Hip Hop: Conscious, Unconscious
About the event
A panel featuring curators Sacha Jenkins and Sally Berman and exhibiting photographers Joe Conzo & T. Eric Monroe.
A new exhibition that traces hip-hop’s origins— starting in the Bronx in 1973, as a social movement by-and-for the local community of African, Latino, and Caribbean Americans—to the worldwide phenomenon it has become 50 years later. Hip Hop: Conscious, Unconscious amplifies the individual creatives involved in the movement while surveying interwoven focus areas such as the set of women who trailblazed amid hip-hop’s male- dominated environment; hip-hop’s regional and stylistic diversification; and the turning point when hip-hop became a billion-dollar industry that continues to mint global household names
The exhibition brings audiences through five decades of history, culminating in recent imagery of the biggest names working in hip-hop today.
The show, which features archival ephemera to augment the contextualization of its photography, is principally laid out by chronology and geography. The curators will discuss their vision and ideas around focusing areas that include but are not limited to the early years, East Coast, West Coast, the South, and the newer wave of artists who have emerged since the mid-aughts.
The exhibition was created in partnership with Mass Appeal.
“It’s easy to forget that there was a time before hip-hop was an industry and before it made money,” said Sacha Jenkins, exhibition co-curator and Chief Creative Officer of Mass Appeal, who came of age in New York’s hip-hop scene of the 1980s (b. 1971). “It wasn’t conscious of itself. It was just existing with young people living their lives, dressing as they did, trying to entertain themselves with limited resources and creating an aesthetic that registered amongst themselves. It wasn’t for the world; it was for a very specific community.
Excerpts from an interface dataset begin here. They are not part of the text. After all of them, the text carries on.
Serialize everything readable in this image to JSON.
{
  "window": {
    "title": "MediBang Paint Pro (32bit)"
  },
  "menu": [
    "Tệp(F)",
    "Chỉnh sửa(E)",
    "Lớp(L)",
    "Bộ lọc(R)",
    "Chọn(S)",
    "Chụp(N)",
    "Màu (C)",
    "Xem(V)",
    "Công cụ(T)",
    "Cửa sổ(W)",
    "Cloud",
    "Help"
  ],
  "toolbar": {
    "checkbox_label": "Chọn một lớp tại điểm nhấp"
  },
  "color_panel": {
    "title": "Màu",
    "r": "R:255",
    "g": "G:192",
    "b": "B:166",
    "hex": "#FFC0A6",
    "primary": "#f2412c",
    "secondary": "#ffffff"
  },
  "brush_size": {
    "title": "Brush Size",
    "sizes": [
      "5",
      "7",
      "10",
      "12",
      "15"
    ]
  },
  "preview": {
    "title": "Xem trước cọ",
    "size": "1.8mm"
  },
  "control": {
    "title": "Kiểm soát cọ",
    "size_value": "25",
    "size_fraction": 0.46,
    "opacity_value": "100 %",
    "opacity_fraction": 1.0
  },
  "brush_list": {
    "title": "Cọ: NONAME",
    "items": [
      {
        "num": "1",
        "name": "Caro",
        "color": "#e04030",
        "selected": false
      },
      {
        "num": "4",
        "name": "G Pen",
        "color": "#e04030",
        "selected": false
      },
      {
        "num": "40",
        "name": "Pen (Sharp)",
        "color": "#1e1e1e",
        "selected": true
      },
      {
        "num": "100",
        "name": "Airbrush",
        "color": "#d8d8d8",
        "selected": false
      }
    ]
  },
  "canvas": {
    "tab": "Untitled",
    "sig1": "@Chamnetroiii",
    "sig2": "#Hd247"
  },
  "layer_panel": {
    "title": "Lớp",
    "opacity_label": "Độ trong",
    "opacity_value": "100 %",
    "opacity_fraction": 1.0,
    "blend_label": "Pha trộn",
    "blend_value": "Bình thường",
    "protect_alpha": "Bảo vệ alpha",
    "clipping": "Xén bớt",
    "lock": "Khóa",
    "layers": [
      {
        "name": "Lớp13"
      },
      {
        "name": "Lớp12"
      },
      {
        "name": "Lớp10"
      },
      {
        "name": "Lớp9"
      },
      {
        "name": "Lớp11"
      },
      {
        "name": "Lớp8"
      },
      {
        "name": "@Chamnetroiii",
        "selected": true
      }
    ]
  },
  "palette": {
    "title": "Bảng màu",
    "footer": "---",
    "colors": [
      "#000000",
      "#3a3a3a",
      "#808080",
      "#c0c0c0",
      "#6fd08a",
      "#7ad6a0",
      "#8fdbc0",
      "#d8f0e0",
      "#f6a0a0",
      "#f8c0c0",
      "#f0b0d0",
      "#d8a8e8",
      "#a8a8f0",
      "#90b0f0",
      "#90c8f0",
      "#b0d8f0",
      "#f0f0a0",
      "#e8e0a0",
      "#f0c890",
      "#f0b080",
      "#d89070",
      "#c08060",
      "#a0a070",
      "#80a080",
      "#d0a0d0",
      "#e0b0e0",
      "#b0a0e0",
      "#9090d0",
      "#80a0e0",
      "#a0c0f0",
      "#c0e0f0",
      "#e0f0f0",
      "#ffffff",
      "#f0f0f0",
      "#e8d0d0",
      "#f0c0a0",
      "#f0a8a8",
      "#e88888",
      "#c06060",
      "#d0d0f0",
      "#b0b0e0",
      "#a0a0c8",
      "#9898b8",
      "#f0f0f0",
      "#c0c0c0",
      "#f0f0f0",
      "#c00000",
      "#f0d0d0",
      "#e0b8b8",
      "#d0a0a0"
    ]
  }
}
Then there was an exponentially paced transition where hip-hop culture became a conscious of itself as an incredibly lucrative global export. The exhibition’s lifeblood is the period before hip-hop knew what it was.”
“We made a thoughtful effort to have the presence of women accurately represented, not overtly singling them out in any way,” said Sally Berman, the exhibition’s co-curator, who among other roles has helmed photo direction for Mass Appeal and XXL. “You’ll turn a corner and there will be a stunning portrait of Eve or a rare and intimate shot of Lil’ Kim that most visitors won’t have seen before. There are far fewer women than men in hip-hop, but the ones that made their mark have an electrifying presence—just like the effect of their portraits interspersed throughout the show.”
photo credit: Hip Hop Ladies, Fort Green Brooklyn, 1995 (c) Adama Delphine Fawundu